- WORK TO COMPLETE: Keep only those lines of the records that include the string "have".

[PROVIDED DATA — start]

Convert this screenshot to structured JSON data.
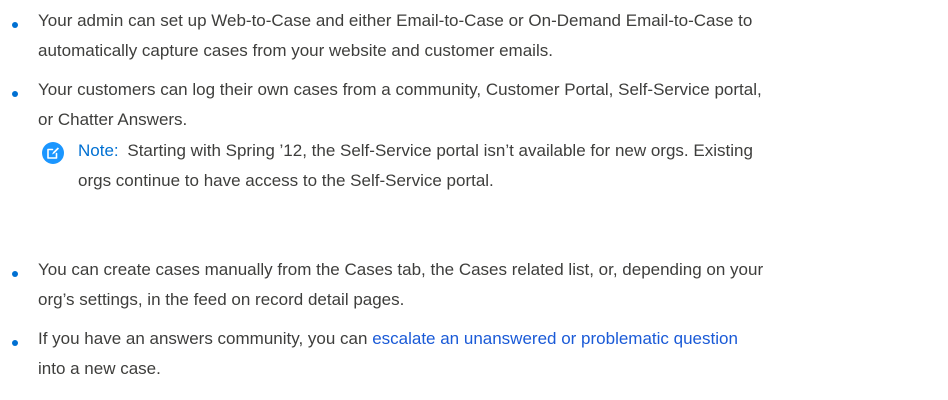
{
  "bullets": [
    {
      "line1": "Your admin can set up Web-to-Case and either Email-to-Case or On-Demand Email-to-Case to",
      "line2": "automatically capture cases from your website and customer emails."
    },
    {
      "line1": "Your customers can log their own cases from a community, Customer Portal, Self-Service portal,",
      "line2": "or Chatter Answers."
    },
    {
      "line1": "You can create cases manually from the Cases tab, the Cases related list, or, depending on your",
      "line2": "org’s settings, in the feed on record detail pages."
    },
    {
      "line1_prefix": "If you have an answers community, you can ",
      "line1_link": "escalate an unanswered or problematic question",
      "line2": "into a new case."
    }
  ],
  "note": {
    "label": "Note:",
    "line1": "Starting with Spring ’12, the Self-Service portal isn’t available for new orgs. Existing",
    "line2": "orgs continue to have access to the Self-Service portal.",
    "icon": "note-edit-icon",
    "icon_color": "#1b96ff"
  },
  "colors": {
    "bullet": "#0070d2",
    "link": "#1a5ad7",
    "note_label": "#0070d2",
    "text": "#3e3e3c"
  }
}
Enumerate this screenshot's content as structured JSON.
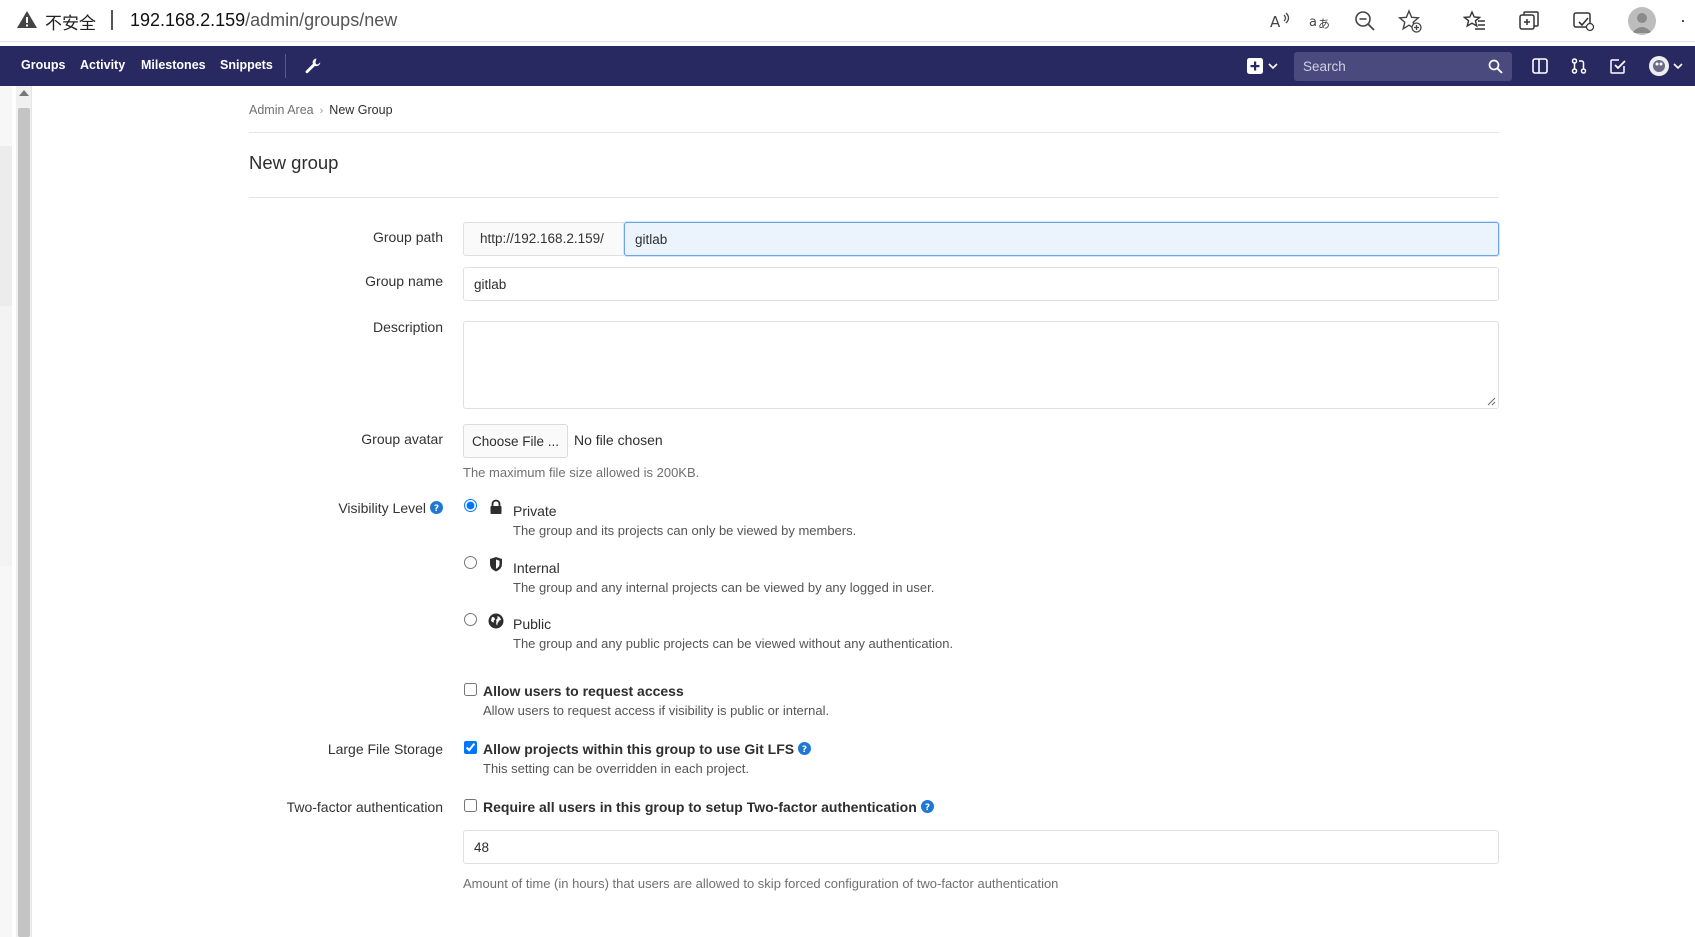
{
  "browser": {
    "insecure_label": "不安全",
    "url_host": "192.168.2.159",
    "url_path": "/admin/groups/new"
  },
  "navbar": {
    "links": [
      "Groups",
      "Activity",
      "Milestones",
      "Snippets"
    ],
    "search_placeholder": "Search"
  },
  "breadcrumb": {
    "parent": "Admin Area",
    "current": "New Group"
  },
  "page": {
    "title": "New group"
  },
  "form": {
    "group_path": {
      "label": "Group path",
      "prefix": "http://192.168.2.159/",
      "value": "gitlab"
    },
    "group_name": {
      "label": "Group name",
      "value": "gitlab"
    },
    "description": {
      "label": "Description",
      "value": ""
    },
    "avatar": {
      "label": "Group avatar",
      "button": "Choose File ...",
      "status": "No file chosen",
      "help": "The maximum file size allowed is 200KB."
    },
    "visibility": {
      "label": "Visibility Level",
      "options": [
        {
          "title": "Private",
          "description": "The group and its projects can only be viewed by members.",
          "icon": "lock-icon",
          "selected": true
        },
        {
          "title": "Internal",
          "description": "The group and any internal projects can be viewed by any logged in user.",
          "icon": "shield-icon",
          "selected": false
        },
        {
          "title": "Public",
          "description": "The group and any public projects can be viewed without any authentication.",
          "icon": "globe-icon",
          "selected": false
        }
      ]
    },
    "request_access": {
      "label": "Allow users to request access",
      "description": "Allow users to request access if visibility is public or internal.",
      "checked": false
    },
    "lfs": {
      "section_label": "Large File Storage",
      "label": "Allow projects within this group to use Git LFS",
      "description": "This setting can be overridden in each project.",
      "checked": true
    },
    "two_factor": {
      "section_label": "Two-factor authentication",
      "label": "Require all users in this group to setup Two-factor authentication",
      "checked": false,
      "grace_value": "48",
      "grace_help": "Amount of time (in hours) that users are allowed to skip forced configuration of two-factor authentication"
    }
  },
  "colors": {
    "navbar": "#292961",
    "search_bg": "#4a4a7f",
    "focus_border": "#6ba4ea",
    "help_icon": "#1f78d1"
  }
}
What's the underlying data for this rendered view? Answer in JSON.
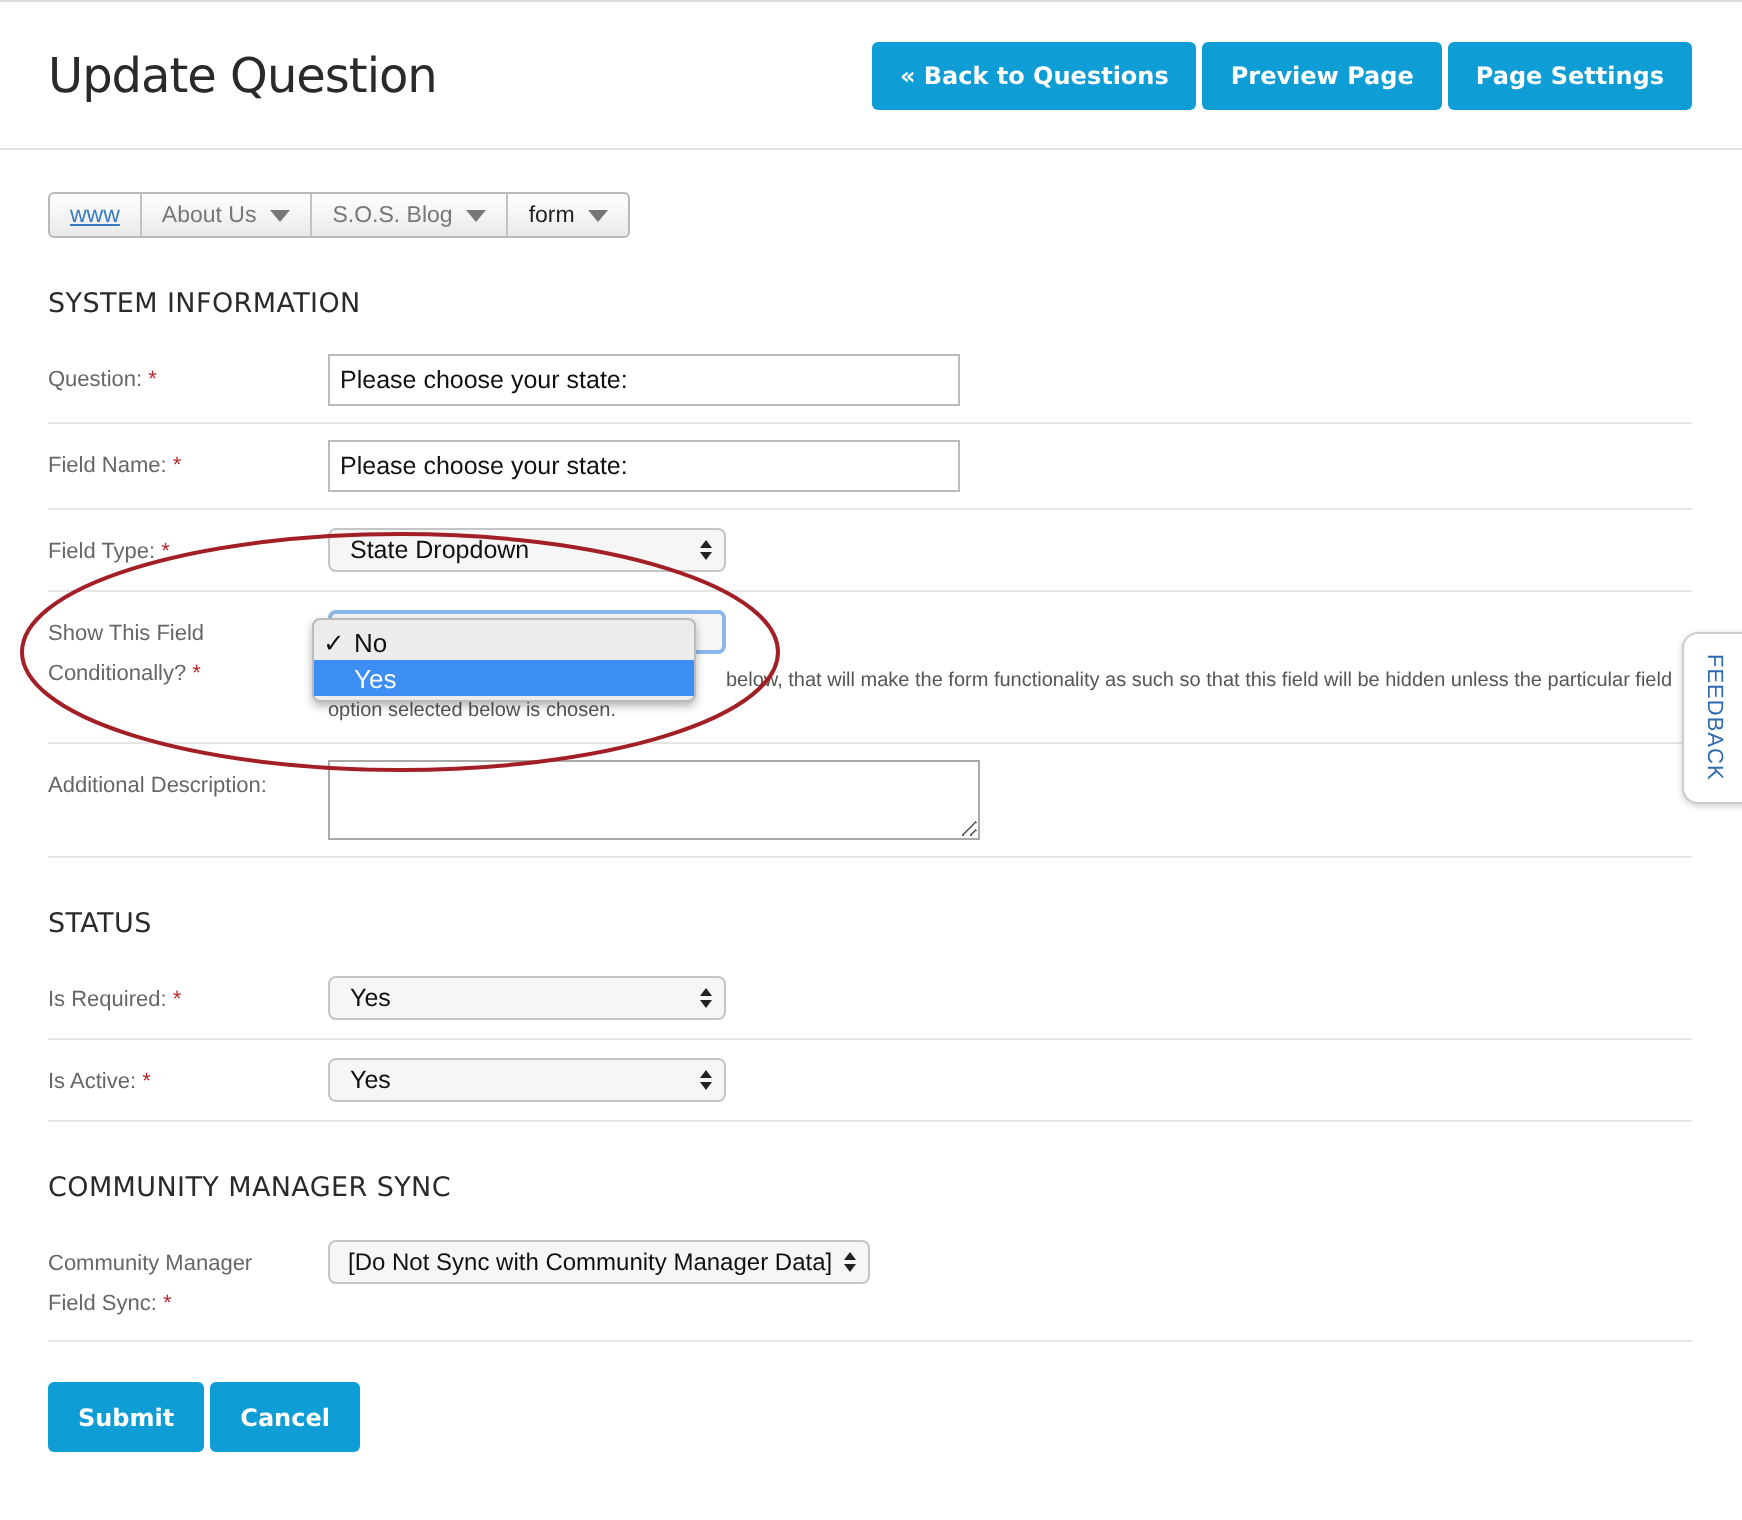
{
  "page": {
    "title": "Update Question"
  },
  "header_buttons": [
    "« Back to Questions",
    "Preview Page",
    "Page Settings"
  ],
  "breadcrumb": [
    {
      "label": "www",
      "kind": "link"
    },
    {
      "label": "About Us",
      "kind": "menu"
    },
    {
      "label": "S.O.S. Blog",
      "kind": "menu"
    },
    {
      "label": "form",
      "kind": "current"
    }
  ],
  "sections": [
    {
      "heading": "SYSTEM INFORMATION",
      "fields": [
        {
          "label": "Question:",
          "required_mark": "*",
          "kind": "text",
          "value": "Please choose your state:"
        },
        {
          "label": "Field Name:",
          "required_mark": "*",
          "kind": "text",
          "value": "Please choose your state:"
        },
        {
          "label": "Field Type:",
          "required_mark": "*",
          "kind": "select",
          "value": "State Dropdown"
        },
        {
          "label": "Show This Field Conditionally?",
          "required_mark": "*",
          "kind": "open-select",
          "help_lines": [
            "below, that will make the form functionality as such so that this field will be hidden unless the particular field",
            "option selected below is chosen."
          ],
          "check_mark": "✓",
          "options": [
            {
              "label": "No",
              "checked": true,
              "highlighted": false
            },
            {
              "label": "Yes",
              "checked": false,
              "highlighted": true
            }
          ]
        },
        {
          "label": "Additional Description:",
          "kind": "textarea"
        }
      ]
    },
    {
      "heading": "STATUS",
      "fields": [
        {
          "label": "Is Required:",
          "required_mark": "*",
          "kind": "select",
          "value": "Yes"
        },
        {
          "label": "Is Active:",
          "required_mark": "*",
          "kind": "select",
          "value": "Yes"
        }
      ]
    },
    {
      "heading": "COMMUNITY MANAGER SYNC",
      "fields": [
        {
          "label": "Community Manager Field Sync:",
          "required_mark": "*",
          "kind": "select",
          "wide": true,
          "value": "[Do Not Sync with Community Manager Data]"
        }
      ]
    }
  ],
  "form_buttons": [
    "Submit",
    "Cancel"
  ],
  "feedback_tab": "FEEDBACK",
  "annotation": {
    "kind": "ellipse"
  }
}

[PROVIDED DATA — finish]

- SOLUTION:
      "line1_prefix": "If you have an answers community, you can ",
    "line2": "orgs continue to have access to the Self-Service portal.",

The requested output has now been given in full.